From: Ben Creisler
bcreisler@gmail.com

A recent paper not yet mentioned:


Nicholas R. Geist, Willem J. Hillenius, Eberhard Frey, Terry D. Jones
& Ross A. Elgin (2013)
Breathing in a box: Constraints on lung ventilation in giant pterosaurs.
The Anatomical Record (advance online publication)
DOI: 10.1002/ar.22839
http://onlinelibrary.wiley.com/doi/10.1002/ar.22839/abstract
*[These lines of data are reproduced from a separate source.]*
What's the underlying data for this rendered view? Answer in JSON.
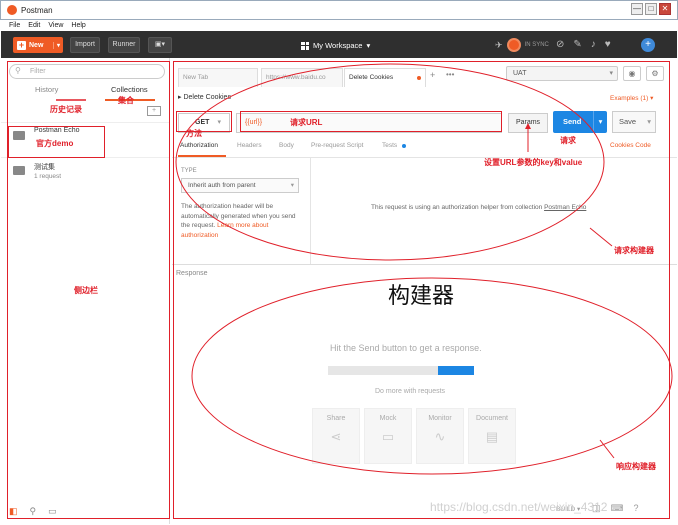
{
  "window": {
    "title": "Postman",
    "controls": [
      "—",
      "□",
      "✕"
    ]
  },
  "menu": [
    "File",
    "Edit",
    "View",
    "Help"
  ],
  "toolbar": {
    "new_label": "New",
    "import_label": "Import",
    "runner_label": "Runner",
    "workspace_label": "My Workspace",
    "sync_label": "IN SYNC"
  },
  "sidebar": {
    "filter_placeholder": "Filter",
    "tabs": [
      "History",
      "Collections"
    ],
    "collections": [
      {
        "name": "Postman Echo",
        "count": ""
      },
      {
        "name": "测试集",
        "count": "1 request"
      }
    ]
  },
  "tabs": [
    {
      "label": "New Tab"
    },
    {
      "label": "https://www.baidu.co"
    },
    {
      "label": "Delete Cookies"
    }
  ],
  "env": {
    "selected": "UAT"
  },
  "request": {
    "name": "Delete Cookies",
    "examples": "Examples (1) ▾",
    "method": "GET",
    "url": "{{url}}",
    "params_label": "Params",
    "send_label": "Send",
    "save_label": "Save",
    "subtabs": [
      "Authorization",
      "Headers",
      "Body",
      "Pre-request Script",
      "Tests"
    ],
    "cookies_code": "Cookies   Code",
    "type_label": "TYPE",
    "type_value": "Inherit auth from parent",
    "auth_help": "The authorization header will be automatically generated when you send the request. ",
    "auth_help_link": "Learn more about authorization",
    "auth_msg": "This request is using an authorization helper from collection ",
    "auth_msg_link": "Postman Echo"
  },
  "response": {
    "title": "Response",
    "hit_send": "Hit the Send button to get a response.",
    "do_more": "Do more with requests",
    "cards": [
      "Share",
      "Mock",
      "Monitor",
      "Document"
    ]
  },
  "status_bar": {
    "build": "BUILD ▾"
  },
  "annotations": {
    "history": "历史记录",
    "collections": "集合",
    "demo": "官方demo",
    "sidebar": "侧边栏",
    "method": "方法",
    "url": "请求URL",
    "request": "请求",
    "params": "设置URL参数的key和value",
    "builder": "请求构建器",
    "big": "构建器",
    "response_builder": "响应构建器"
  },
  "watermark": "https://blog.csdn.net/weixin_4312"
}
Pterosaurs were the first vertebrates to achieve active flight, with
some derived forms reaching enormous size. Accumulating fossil
evidence confirms earlier indications that selection for large size in
these flying forms resulted in a light, yet strong skeleton
characterized by fusion of many bones of the trunk. However, this
process also added mechanical constraints on the mobility of the
thorax of large pterosaurs that likely limited the options available
for lung ventilation. We present an alternative hypothesis to recent
suggestions of an avian-like mechanism of costosternal pumping as the
primary means of aspiration. An analysis of the joints among the
vertebrae, ribs, sternum, and pectoral girdle of large pterosaurs
indicates limited mobility of the ribcage and sternum. Comparisons
with modes of lung ventilation in extant amniotes suggests that the
stiffened thorax, coupled with mobile gastralia and prepubic bones,
may be most consistent with an extracostal mechanism for lung
ventilation in large pterodactyloids, perhaps similar to a
crocodile-like visceral displacement system.